Clothing

The clothes you wear are the most important items that will be part of your survival strategy. Being prepared for weather conditions with a good coat, rain jacket, and good shoes will play an important role in your bag.

  • Hat (Wide Brim and breathable in the summer and warm and cozy in the winter.)
  • Underwear – It feels good to change into something fresh after a few days on the trail.
  • Socks – Wool in the winter and a pair of replacement socks in the summer.
  • Knee High Nylons – If you plan on walking long distances slipping these beneath regular socks can save your feet from major blisters.
  • Fleece Jacket – Try to avoid cotton and get something that pulls the moisture away from your skin.
  • Work Gloves – Good for going through brush, working, and cooking with a campfire.
  • Flip Flops – After a long hike it feels mighty good to put around camp in a pair of these. Getting out of your boots is a good way to prevent fungus and foot rot.
  • Insect Head Netting – This can be used to leach accorns, catch small minnows, and fend off hordes of mosquitoes and other bugs.
Don’t waste your space or money on:
  • Emergency blankets – They keep water off but they do not keep you warm. You will freeze to death if you try using them for warmth.
  • Excessive guns, knives, ammo. Ideally your bug out bag should get you to your bug out location or at least to a temporary stash of more supplies. In order to move quickly only carry enough ammo to get you to your retreat destination. Speed and concealment will be extremely important.
  • Butane stoves or lanterns – they won’t light when its cold and are usually heavy. You’d be better off getting multi-fuel stoves that can burn white gas, unleaded, and kerosene fuels.

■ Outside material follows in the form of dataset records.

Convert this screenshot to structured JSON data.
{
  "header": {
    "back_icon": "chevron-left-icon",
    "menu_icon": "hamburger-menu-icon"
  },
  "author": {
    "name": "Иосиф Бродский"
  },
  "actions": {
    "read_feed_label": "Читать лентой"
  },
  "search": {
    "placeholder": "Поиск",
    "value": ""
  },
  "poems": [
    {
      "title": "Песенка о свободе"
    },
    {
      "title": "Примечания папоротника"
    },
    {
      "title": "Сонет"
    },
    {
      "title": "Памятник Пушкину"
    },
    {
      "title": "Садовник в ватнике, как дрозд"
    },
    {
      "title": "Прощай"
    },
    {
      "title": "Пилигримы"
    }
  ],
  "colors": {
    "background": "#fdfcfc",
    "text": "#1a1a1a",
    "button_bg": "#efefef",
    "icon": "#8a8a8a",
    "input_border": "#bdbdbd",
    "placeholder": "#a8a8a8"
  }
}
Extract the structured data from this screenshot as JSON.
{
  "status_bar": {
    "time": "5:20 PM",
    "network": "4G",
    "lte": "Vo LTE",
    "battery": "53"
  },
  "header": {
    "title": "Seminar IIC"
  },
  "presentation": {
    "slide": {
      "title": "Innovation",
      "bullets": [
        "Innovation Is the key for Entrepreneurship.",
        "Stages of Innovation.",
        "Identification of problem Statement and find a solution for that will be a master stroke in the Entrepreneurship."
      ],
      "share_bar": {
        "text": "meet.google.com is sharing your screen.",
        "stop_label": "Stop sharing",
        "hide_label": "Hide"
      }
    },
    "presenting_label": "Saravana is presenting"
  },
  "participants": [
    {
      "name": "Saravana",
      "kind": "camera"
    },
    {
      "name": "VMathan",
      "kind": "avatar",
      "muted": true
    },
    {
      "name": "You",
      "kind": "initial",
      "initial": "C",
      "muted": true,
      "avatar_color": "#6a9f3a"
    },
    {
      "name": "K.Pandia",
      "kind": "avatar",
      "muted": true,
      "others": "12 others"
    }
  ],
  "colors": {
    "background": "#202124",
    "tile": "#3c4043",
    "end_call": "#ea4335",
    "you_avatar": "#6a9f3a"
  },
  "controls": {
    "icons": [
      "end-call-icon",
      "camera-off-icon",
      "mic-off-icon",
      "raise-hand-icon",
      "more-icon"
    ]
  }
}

  • Most Snake Bite Kits – From what I could tell most snake bite kits are outdated and dangerous to use. Research the snakes in your local area and put together your own kit based off your research.